SAN FRANCISCO, CA.-
Fluid, rigid, subversive, transformative. Gender expression spans culture, time, and place. Exclusively at the Asian Art Museum
, Seeing Gender invites visitors to journey across the spectrum of gender in Asian art, from the ancient to the contemporary, from the divine to the sensual. Four emerging curators have placed artworks from diverse cultures and periods side by side in the museums first cross-cultural exhibition to survey our vast collection through the lens of gender. The exhibition includes 17 artworks of varying scales and media, ranging from a 1,000-year-old Indian sandstone sculpture to a 21st-century version of traditional Korean shoes crafted from stiff mulberry paper.
This original exhibition reveals long-standing creative possibilities beyond the male-female binary. Through unconventional groupings, visitors will explore how artistic renderings of gender continue to provoke and inspire. For instance, various statues of Guanyin (Avalokiteshvara, the Buddhist deity of compassion) some never before displayed by the museum convey gender transformation and gender neutrality dating back centuries. In contemporary artist Wilson Shiehs striking work on paper, nubile figures strum each other like banjos and can be read as male or female, suggesting the body is an instrument in an elaborate performance of gender. Nearby, large Edo-period prints depicting young Japanese women engaged in gentlemanly pursuits including painting, calligraphy, playing music, and enjoying strategy games while smoking and donning contemporary fashion seem to defy the strictly regulated sexual confines of the time.
Gender and sexuality are so central to conversations our society is having today, especially in the Bay Area. With its diverse holdings, the museum can make an important contribution to that dialogue, explain the curators, Maya Hara, former Japan Foundation Curatorial Assistant for Japanese Art; Shinhwa Koo, former curatorial assistant for Korean art; Joanna Lee, curatorial assistant for Chinese art; and Megan Merritt, project manager for contemporary art. There is a perception that gender is only a contemporary topic, or one that is related to a Western philosophical tradition. Seeing Gender asks our audiences to think about gender in a cultural context that has not often been considered.
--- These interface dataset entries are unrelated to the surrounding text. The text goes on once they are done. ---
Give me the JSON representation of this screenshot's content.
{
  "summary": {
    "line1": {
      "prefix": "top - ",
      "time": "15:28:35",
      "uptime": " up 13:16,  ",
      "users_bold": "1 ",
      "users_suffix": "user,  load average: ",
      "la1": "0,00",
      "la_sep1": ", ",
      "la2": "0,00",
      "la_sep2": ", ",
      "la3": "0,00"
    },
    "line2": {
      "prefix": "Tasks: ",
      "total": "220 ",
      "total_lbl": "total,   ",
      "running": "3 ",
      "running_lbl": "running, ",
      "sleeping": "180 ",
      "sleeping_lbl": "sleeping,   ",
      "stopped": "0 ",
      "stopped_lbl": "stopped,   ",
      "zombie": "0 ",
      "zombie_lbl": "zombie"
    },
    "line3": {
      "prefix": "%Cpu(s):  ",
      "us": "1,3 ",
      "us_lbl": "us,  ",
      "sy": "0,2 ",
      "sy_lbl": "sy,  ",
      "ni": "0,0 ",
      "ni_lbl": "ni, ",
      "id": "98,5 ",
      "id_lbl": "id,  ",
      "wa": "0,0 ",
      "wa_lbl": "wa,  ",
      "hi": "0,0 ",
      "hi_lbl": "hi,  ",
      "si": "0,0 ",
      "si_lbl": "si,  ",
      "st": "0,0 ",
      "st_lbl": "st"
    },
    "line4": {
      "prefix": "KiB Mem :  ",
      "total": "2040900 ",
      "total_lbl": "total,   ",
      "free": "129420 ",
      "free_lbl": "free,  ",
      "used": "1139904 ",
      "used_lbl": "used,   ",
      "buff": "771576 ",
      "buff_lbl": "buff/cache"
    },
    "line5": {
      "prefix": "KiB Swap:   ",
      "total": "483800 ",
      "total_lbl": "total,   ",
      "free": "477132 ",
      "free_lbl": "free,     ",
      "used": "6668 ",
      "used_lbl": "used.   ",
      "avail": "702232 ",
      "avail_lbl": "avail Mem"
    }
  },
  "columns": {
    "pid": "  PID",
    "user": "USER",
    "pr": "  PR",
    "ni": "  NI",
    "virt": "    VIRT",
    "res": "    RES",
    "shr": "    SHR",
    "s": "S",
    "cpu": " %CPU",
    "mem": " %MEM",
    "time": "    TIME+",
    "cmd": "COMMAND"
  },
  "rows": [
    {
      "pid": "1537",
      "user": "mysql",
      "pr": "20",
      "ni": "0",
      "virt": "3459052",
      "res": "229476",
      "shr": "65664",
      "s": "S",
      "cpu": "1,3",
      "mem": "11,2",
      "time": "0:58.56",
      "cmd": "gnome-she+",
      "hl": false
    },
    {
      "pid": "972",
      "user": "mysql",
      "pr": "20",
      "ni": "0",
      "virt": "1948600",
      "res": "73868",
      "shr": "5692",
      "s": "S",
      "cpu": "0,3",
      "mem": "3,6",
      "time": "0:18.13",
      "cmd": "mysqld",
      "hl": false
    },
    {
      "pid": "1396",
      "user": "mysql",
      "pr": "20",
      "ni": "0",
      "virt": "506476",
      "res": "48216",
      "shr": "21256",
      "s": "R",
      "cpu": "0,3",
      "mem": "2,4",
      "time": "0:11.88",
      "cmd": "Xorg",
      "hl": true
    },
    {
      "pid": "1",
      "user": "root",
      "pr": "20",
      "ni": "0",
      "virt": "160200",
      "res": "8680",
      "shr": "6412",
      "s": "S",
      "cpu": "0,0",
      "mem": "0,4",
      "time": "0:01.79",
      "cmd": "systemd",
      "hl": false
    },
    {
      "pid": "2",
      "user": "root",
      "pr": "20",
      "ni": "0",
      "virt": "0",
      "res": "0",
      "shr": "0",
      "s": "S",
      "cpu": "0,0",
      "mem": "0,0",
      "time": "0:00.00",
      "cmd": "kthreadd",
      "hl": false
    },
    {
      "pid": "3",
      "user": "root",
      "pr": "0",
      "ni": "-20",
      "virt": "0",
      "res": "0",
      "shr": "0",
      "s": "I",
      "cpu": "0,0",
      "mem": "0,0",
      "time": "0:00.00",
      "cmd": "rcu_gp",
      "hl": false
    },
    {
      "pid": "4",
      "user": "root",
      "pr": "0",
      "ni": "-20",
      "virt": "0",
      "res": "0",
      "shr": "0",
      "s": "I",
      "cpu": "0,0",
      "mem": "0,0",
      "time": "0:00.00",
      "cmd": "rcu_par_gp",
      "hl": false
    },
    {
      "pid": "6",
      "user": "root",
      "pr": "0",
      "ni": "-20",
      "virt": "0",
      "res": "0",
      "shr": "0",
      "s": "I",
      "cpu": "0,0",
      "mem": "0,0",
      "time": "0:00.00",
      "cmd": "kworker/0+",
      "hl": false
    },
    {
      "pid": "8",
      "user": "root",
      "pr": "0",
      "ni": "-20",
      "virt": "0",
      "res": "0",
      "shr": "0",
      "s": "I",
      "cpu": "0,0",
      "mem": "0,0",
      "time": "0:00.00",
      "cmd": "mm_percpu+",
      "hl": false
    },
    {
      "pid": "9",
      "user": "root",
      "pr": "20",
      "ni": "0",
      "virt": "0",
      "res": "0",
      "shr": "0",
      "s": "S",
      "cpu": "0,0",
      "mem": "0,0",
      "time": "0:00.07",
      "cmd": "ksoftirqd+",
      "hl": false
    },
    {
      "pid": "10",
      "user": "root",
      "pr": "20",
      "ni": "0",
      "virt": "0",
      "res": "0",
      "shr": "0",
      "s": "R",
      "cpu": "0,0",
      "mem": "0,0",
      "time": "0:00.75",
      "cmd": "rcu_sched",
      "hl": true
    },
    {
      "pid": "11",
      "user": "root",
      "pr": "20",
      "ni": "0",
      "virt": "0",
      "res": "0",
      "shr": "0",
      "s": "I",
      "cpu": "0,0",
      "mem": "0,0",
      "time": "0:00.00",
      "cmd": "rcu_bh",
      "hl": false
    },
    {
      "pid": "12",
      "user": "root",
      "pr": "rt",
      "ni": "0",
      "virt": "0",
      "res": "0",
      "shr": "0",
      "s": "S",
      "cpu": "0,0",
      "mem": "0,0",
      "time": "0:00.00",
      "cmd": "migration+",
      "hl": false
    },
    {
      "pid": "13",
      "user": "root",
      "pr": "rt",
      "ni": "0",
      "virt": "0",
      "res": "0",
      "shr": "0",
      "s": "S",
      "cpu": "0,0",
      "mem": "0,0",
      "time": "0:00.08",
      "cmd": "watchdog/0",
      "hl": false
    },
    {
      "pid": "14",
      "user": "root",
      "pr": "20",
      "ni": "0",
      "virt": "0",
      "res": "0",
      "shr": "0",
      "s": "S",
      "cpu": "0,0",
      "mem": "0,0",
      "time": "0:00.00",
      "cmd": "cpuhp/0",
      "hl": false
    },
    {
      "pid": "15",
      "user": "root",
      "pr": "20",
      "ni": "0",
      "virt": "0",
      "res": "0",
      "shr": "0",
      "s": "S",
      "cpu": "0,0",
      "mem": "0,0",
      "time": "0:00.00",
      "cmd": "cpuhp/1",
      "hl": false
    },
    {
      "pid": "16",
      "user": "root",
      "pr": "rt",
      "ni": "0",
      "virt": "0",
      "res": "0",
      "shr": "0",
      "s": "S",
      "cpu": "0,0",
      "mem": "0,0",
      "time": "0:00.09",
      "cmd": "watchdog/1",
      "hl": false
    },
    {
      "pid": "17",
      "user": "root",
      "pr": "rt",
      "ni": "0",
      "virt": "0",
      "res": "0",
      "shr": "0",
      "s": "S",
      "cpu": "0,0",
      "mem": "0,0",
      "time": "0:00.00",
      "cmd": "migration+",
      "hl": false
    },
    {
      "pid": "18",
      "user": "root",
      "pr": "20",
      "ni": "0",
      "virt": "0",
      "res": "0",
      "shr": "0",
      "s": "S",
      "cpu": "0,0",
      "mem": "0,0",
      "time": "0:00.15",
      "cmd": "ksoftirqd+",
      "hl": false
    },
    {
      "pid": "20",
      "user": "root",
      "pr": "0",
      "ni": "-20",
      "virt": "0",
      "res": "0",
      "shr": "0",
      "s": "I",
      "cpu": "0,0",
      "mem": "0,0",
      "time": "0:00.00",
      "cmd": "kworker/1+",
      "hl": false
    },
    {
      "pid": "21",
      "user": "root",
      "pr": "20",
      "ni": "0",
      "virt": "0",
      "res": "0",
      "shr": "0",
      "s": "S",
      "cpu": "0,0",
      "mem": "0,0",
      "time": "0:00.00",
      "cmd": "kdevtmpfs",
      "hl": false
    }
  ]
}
The exhibition draws on new community partnerships that introduce contemporary voices and interdisciplinary connections to the interpretation of the Asian Art Museum collection. An advisory committee of local scholars, artist, and writers Franny Choi (author, poet, artist-in-residence at Williams College), Anna Eng (Women and Gender Studies Department lecturer, San Francisco State University), and TT Takemoto (Dean of Humanities and Sciences, California College of the Arts; performance artist) helped guide the exhibitions development. The advisors responded to the exhibitions themes with important feedback, initiating an open exchange of ideas and experiences that in turn invites visitors to participate in the larger conversation. The museums Art Speak teen interns also engaged in the dialogue by producing a video for the gallery, in which they reflect on their own experiences negotiating gender as young people growing up in the Bay Area.
Seeing Gender gives us the opportunity to both learn from the next generation of curators and to use our collection to engage our audiences with topics that are relevant to their lives, says Chief Curator and Curator of Japanese Art Dr. Laura W. Allen.